ABOUT THIS EXERCISE — Copy every line from the records that holds the word "messages".

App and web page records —
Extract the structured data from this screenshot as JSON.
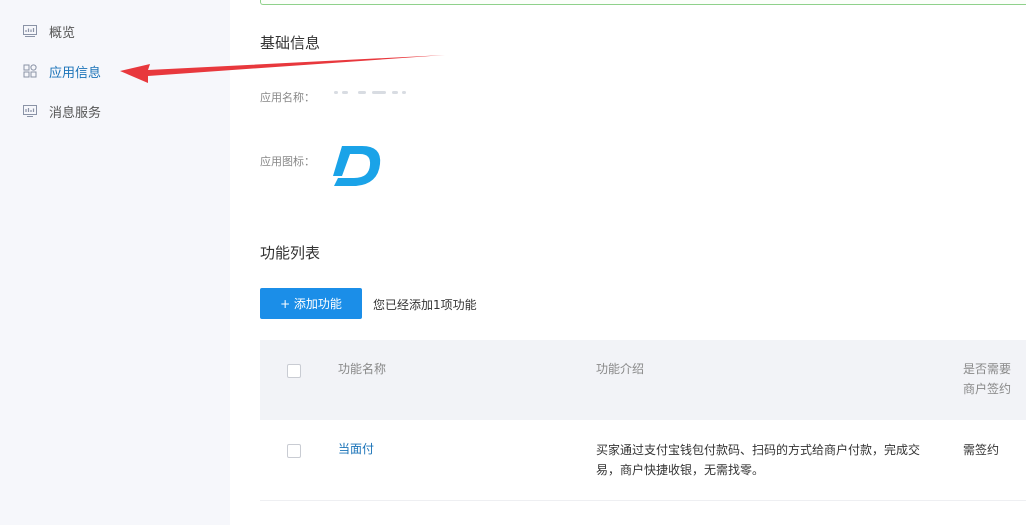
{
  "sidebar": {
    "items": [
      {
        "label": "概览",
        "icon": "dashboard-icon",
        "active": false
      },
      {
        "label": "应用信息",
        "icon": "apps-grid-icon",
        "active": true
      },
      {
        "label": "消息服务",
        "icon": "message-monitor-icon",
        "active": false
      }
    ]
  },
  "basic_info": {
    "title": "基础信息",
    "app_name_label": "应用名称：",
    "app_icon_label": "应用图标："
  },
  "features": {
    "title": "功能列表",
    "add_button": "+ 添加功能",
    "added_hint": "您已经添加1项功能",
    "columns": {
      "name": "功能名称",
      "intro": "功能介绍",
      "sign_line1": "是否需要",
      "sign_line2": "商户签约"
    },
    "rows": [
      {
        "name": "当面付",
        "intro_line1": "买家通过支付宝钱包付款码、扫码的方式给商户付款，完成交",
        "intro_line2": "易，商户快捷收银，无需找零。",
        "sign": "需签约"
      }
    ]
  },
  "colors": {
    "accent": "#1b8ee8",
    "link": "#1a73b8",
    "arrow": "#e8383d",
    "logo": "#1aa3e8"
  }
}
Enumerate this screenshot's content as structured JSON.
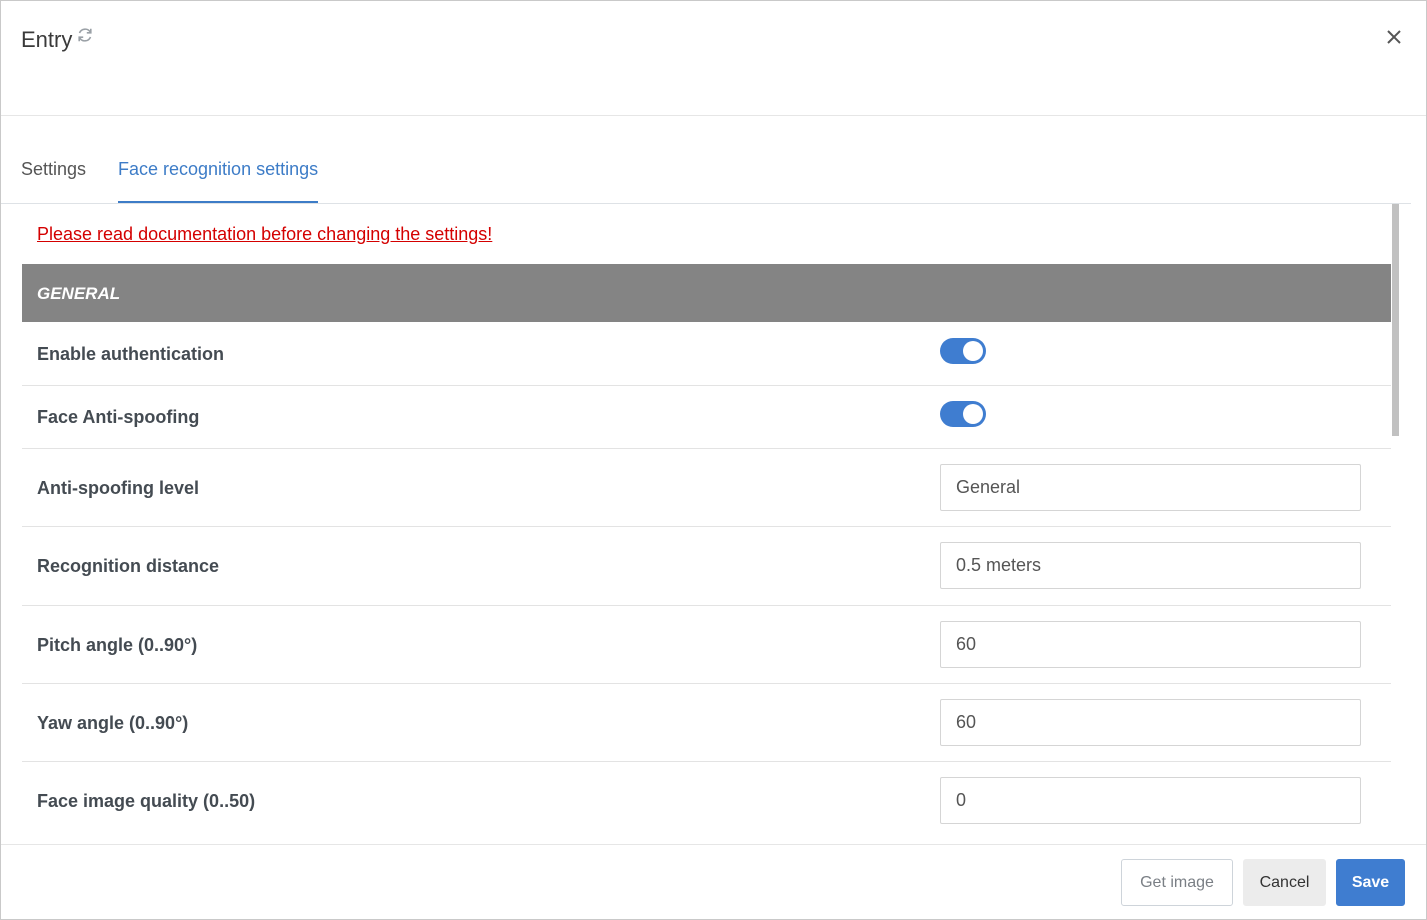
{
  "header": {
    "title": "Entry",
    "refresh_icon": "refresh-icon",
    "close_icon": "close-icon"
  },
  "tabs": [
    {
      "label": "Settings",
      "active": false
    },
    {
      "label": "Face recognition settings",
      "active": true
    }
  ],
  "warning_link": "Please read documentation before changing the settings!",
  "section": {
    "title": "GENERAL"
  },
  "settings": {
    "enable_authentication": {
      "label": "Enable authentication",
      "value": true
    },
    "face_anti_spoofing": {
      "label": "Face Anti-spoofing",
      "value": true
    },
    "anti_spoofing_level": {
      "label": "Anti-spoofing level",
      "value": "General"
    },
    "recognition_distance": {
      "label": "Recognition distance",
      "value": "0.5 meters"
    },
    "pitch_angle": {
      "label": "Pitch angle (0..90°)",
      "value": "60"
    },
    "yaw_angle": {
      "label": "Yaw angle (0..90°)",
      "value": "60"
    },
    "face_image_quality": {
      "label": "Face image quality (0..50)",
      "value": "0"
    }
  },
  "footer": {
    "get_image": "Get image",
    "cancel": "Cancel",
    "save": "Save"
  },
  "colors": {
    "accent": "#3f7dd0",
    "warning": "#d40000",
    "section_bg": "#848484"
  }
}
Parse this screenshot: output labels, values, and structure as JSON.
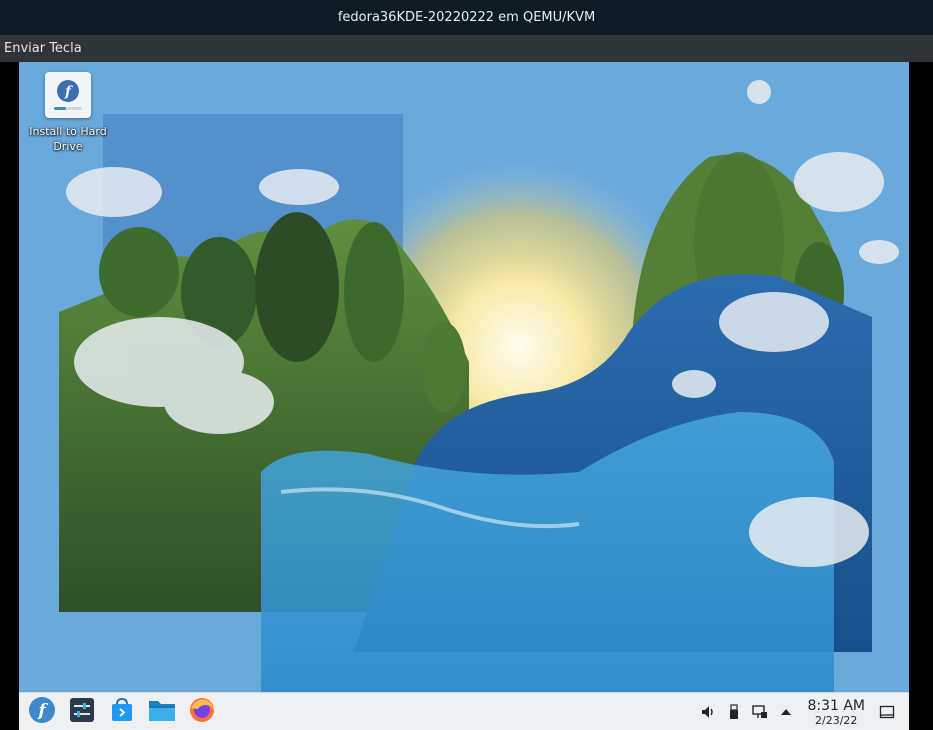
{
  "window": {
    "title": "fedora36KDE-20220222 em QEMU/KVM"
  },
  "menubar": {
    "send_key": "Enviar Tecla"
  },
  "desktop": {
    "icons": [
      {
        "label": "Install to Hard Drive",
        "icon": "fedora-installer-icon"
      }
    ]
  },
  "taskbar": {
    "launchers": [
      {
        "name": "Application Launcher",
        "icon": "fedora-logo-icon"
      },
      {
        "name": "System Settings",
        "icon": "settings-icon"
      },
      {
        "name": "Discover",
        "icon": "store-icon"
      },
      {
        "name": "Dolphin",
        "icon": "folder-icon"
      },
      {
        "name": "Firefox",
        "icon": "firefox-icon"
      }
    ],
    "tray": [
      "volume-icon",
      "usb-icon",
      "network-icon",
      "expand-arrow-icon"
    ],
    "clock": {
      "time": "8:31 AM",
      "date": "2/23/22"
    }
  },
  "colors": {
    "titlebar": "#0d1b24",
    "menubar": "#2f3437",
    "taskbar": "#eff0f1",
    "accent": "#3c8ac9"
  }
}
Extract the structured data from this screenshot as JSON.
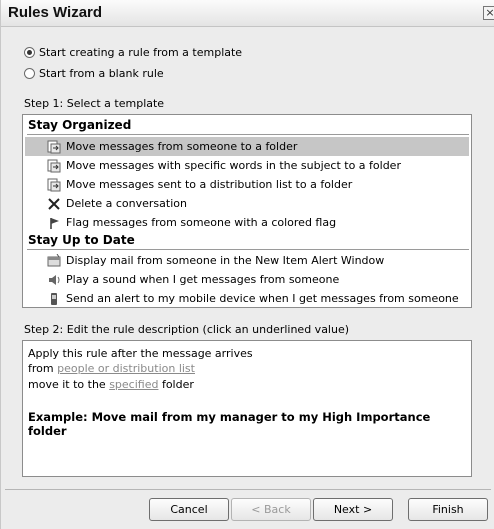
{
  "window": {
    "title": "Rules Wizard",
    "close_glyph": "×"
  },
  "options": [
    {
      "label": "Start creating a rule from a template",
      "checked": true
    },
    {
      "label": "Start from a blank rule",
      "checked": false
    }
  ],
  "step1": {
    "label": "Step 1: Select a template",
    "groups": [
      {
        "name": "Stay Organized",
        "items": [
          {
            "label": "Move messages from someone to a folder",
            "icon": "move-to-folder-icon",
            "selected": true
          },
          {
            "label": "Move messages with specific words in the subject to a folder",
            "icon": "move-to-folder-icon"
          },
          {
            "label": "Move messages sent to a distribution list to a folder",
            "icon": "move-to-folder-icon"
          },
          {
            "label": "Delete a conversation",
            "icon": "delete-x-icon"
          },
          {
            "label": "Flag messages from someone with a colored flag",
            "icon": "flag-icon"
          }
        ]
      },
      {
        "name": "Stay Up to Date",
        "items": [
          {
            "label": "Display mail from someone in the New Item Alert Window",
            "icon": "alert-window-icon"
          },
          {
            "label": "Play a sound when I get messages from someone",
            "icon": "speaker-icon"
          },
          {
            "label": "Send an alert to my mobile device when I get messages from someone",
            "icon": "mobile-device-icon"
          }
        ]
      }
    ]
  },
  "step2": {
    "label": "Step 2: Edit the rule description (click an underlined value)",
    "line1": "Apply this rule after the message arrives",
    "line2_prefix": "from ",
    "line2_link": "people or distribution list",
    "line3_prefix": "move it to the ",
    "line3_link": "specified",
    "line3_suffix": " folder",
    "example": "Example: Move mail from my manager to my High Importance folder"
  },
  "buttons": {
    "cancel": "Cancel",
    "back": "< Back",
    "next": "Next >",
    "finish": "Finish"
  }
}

RESULT BELOW —
            "label": "Move messages from someone to a folder",
            "label": "Move messages with specific words in the subject to a folder",
            "label": "Move messages sent to a distribution list to a folder",
            "label": "Flag messages from someone with a colored flag",
            "label": "Play a sound when I get messages from someone",
            "label": "Send an alert to my mobile device when I get messages from someone",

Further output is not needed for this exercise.